My son, Buck, on Maui gave me a used book for Christmas that makes my mouth water. It's called "Bill of Fare, A Guide to Hawai'i's Finest Restaurants" by Harry Lyons, 1972 edition.
Harry Lyons was an Advertiser cartoonist, a gourmet and a lover of good wine, gin, scotch, brandy, ale, stout, bourbon, vodka, etc. He was jovial and witty, able to whip up a cartoon as fast as you can write your name.
The book is a testament to a Hawaiian heritage we don't often recognize: cosmopolitan dining. There's no Hall of Fame here for fine restaurants of the past. So let's start one. The restaurants listed below no longer exist except in rare editions like Harry's. He described 72. Do you remember ...
Pat's at Punaluu Harry called Pat Halloran's South Sea hideaway "driftwood and dreams." Halloran made a restaurant out of old glass fishing balls, heavy nautical rigging and Leeteg black velvets. The menu included Hawaiian curry, Polynesian pork broiled on a hibachi, and oyster pie. Dinners were $3.50 to $8.25.
Kemoo Farm This was countryside New England overlooking Lake Wilson in Wahiawa. It had a fireplace, oil paintings, household antiques, a creaky old cash register. The menu featured homemade soup, country fresh vegetables, thick slabs of meat and special Kemoo Farm teriyaki sauce. Complete dinners for $3.50 to $6.95.
Canlis' Waikiki diners walked through a massive A-frame entrance to be surrounded by lava rock, tikis, flowers growing under waterfalls. How about razor clams from Puget Sound, 'opakapaka or crab legs. The special recipe was for steak tartare. A la carte prices from $4.50 to $8.50.

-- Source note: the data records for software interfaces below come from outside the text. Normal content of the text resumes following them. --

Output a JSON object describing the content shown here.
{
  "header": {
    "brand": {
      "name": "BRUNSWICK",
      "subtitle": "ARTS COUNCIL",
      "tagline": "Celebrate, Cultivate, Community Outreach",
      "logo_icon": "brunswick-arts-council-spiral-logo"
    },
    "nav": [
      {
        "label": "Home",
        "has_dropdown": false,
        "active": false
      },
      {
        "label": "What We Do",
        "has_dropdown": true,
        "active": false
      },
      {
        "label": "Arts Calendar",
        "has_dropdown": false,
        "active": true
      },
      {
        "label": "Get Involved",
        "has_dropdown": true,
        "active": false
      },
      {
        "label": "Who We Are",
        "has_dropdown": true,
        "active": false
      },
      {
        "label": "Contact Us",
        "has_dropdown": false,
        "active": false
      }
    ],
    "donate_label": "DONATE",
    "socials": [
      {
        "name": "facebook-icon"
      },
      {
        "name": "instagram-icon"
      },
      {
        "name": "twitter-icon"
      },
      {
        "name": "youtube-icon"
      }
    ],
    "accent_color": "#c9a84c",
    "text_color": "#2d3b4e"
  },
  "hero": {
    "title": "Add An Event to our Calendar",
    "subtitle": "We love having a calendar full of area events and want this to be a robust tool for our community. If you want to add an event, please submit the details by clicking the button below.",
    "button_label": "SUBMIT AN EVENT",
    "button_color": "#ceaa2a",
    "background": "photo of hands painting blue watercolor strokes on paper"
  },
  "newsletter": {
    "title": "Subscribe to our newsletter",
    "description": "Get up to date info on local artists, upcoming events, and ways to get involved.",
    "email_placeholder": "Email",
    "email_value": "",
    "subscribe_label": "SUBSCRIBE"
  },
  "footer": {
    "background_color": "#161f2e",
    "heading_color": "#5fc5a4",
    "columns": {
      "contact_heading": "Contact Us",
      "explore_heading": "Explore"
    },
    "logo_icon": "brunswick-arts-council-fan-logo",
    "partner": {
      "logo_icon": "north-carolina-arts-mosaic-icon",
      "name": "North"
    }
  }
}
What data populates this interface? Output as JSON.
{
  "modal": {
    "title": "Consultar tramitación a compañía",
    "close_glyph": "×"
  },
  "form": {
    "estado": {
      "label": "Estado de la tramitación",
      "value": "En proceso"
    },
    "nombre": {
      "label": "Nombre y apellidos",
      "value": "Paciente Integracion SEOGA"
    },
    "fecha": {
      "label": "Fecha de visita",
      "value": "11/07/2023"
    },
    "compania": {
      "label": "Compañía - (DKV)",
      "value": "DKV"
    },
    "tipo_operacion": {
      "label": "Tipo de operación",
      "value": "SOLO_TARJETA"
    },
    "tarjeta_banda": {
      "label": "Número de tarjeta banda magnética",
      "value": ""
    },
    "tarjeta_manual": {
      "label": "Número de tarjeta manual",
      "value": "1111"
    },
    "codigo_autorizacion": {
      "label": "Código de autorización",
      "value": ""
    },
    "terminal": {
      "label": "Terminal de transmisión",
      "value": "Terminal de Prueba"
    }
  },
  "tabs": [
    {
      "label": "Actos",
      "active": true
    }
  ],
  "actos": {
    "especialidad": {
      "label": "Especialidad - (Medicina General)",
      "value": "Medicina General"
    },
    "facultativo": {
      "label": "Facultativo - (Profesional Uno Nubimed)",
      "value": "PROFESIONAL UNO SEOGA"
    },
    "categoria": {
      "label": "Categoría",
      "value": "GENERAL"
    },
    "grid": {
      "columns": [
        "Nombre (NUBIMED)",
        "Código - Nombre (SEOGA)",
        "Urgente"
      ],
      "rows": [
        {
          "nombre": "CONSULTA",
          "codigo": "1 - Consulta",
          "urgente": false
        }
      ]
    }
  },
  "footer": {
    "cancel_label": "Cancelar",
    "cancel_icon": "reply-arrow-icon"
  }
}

Columbia Inn Tosh Kaneshiro's center for sports stars, politicians and journalists stayed open 365 days a year on Kapi'olani Boulevard. The walls were covered with photos of athletes because Tosh was a Los Angeles Dodger fan. The menu included Japanese, Chinese, haole and other dishes, you name it. Dinners from $1.95 to $7.15.
Comito's This one was in Waikiki, Italian, with Al Capone's picture on the outside. Waitresses in flapper outfits, black stockings, ribboned garters and toy pistols. Owner Comito played the Godfather. A dinner might go: antipasto, Sicilian roasted bread, chilled broccoli, veal in sherry sauce with a bottle of Soave wine. Price, $6.95.
Coconut Palace This ultimate South Sea restaurant in the Coco Palms Hotel on Kaua'i was the brainchild of Grace Buscher. You could dine in a birdcage and have your flaming bouillabaisse to the beat of a Buddhist temple drum during the torch-lighting ceremony. Dinners from $5.75 to $8.50.
Reach Bob Krauss at 525-0873.